Fig. 2. Cyclodimerization of peptides by copper-catalyzed azide-alkyne cycloaddition.

Publications

Bourne, C.R., Finn, M.G., Zlotnick A. Global structural changes in hepatitis B virus capsids induced by the assembly effector HAP1. J. Virol. 80:11055, 2006.

Destito, G., Yeh, R., Rae, C.S., Finn, M.G., Manchester, M. Folic acid-mediated targeting of cowpea mosaic virus particles to tumor cells. Chem. Biol. 14:1152, 2007.

Kaltgrad, E., Sen Gupta, S., Punna, S., Huang, C.-Y., Chang, A., Wong, C.-H., Finn, M.G., Blixt, O. Anti-carbohydrate antibodies elicited by polyvalent display on a viral scaffold. Chembiochem 8:1455, 2007.

Prasuhn, D.E., Jr., Yeh, R.M., Obenaus, A., Manchester, M., Finn, M.G. Viral MRI contrast agents: coordination of Gd by native virions and attachment of Gd complexes by azide-alkyne cycloaddition. Chem. Commun. (Camb.) 1269, 2007, Issue 12.

Rodionov, V.O., Presolski, S., Dìaz, D.D., Fokin, V.V., Finn, M.G. Ligand-accelerated Cu-catalyzed azide-alkyne cycloaddition: a mechanistic report.
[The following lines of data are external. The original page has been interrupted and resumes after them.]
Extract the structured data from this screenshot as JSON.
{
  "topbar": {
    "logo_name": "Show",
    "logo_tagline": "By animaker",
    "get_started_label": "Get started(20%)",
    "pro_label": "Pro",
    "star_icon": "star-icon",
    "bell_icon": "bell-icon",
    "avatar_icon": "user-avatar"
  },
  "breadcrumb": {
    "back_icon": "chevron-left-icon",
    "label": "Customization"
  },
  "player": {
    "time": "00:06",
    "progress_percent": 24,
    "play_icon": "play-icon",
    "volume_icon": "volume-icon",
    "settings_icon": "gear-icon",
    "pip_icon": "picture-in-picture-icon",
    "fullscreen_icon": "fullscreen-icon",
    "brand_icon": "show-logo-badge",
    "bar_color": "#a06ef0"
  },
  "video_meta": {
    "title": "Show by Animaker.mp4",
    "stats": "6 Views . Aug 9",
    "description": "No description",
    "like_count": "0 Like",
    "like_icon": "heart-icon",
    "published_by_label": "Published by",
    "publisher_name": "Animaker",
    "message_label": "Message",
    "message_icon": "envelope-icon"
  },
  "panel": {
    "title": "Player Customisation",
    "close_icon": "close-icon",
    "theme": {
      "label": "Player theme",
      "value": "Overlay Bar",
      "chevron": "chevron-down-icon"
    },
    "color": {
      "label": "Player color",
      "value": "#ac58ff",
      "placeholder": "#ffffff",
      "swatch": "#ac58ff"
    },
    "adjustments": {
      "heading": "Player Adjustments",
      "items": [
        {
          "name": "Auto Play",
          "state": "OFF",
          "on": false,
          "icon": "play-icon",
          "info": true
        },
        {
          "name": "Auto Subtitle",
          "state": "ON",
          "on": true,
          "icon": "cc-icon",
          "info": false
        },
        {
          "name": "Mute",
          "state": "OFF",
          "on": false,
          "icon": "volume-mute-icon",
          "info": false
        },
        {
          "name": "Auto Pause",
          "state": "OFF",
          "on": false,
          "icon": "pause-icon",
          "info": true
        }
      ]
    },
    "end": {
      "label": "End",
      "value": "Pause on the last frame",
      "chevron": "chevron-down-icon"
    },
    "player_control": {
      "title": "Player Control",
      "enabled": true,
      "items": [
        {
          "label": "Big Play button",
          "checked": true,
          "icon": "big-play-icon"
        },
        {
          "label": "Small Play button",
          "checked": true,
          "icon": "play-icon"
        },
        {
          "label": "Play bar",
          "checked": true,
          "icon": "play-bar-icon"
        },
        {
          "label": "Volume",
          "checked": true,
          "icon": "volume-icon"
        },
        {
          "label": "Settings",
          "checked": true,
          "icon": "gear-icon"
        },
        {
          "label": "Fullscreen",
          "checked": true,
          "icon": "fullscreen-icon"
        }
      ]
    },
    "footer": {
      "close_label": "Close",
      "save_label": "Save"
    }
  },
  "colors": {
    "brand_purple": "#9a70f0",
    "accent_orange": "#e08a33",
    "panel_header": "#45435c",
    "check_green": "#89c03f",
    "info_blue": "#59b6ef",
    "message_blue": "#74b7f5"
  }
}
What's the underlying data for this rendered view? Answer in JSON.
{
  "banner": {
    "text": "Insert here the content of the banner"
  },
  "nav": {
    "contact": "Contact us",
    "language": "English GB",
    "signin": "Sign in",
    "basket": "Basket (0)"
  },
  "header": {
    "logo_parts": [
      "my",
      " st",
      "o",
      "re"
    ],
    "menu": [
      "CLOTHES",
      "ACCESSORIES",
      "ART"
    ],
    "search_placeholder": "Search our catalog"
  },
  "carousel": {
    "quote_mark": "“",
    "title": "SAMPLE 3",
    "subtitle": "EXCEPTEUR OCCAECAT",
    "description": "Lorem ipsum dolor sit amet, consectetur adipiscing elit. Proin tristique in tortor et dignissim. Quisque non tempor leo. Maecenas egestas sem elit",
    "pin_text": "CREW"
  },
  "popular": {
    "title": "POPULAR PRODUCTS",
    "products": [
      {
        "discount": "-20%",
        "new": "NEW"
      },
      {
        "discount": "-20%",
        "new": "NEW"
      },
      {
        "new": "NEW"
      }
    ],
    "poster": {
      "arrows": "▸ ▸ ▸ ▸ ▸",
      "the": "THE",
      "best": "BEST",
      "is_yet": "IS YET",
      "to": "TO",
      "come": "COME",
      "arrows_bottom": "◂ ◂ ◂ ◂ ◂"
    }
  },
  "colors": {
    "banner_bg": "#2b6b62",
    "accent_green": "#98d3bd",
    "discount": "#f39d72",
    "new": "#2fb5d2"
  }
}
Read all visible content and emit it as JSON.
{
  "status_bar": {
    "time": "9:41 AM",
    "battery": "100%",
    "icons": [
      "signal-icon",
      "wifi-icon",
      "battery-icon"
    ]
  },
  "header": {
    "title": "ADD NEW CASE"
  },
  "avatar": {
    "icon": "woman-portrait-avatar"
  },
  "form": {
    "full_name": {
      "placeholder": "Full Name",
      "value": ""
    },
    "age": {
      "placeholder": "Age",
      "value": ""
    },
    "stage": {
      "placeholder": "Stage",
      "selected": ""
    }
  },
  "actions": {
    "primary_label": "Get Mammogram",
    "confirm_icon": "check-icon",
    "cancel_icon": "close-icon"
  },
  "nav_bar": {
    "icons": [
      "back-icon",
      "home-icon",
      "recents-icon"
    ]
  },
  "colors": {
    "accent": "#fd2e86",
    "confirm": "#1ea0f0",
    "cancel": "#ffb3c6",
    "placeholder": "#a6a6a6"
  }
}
J. Am. Chem. Soc. 129:12705, 2007.

Rodionov, V.O., Presolski, S., Gardinier, S., Lim, Y.-H., Finn, M.G. Benzimidazole and related ligands for Cu-catalyzed azide-alkyne cycloaddition. J. Am. Chem. Soc. 129:12696, 2007.

Singh, P., Prasuhn, D., Yeh, R.M., Destito, G., Rae, C.S., Osborn, K., Finn, M.G., Manchester, M. Bio-distribution, toxicity, and pathology of cowpea mosaic virus nanoparticles in vivo. J. Control. Release 120:41, 2007.

 

M.G. Finn, Ph.D.
Associate Professor

Finn Web site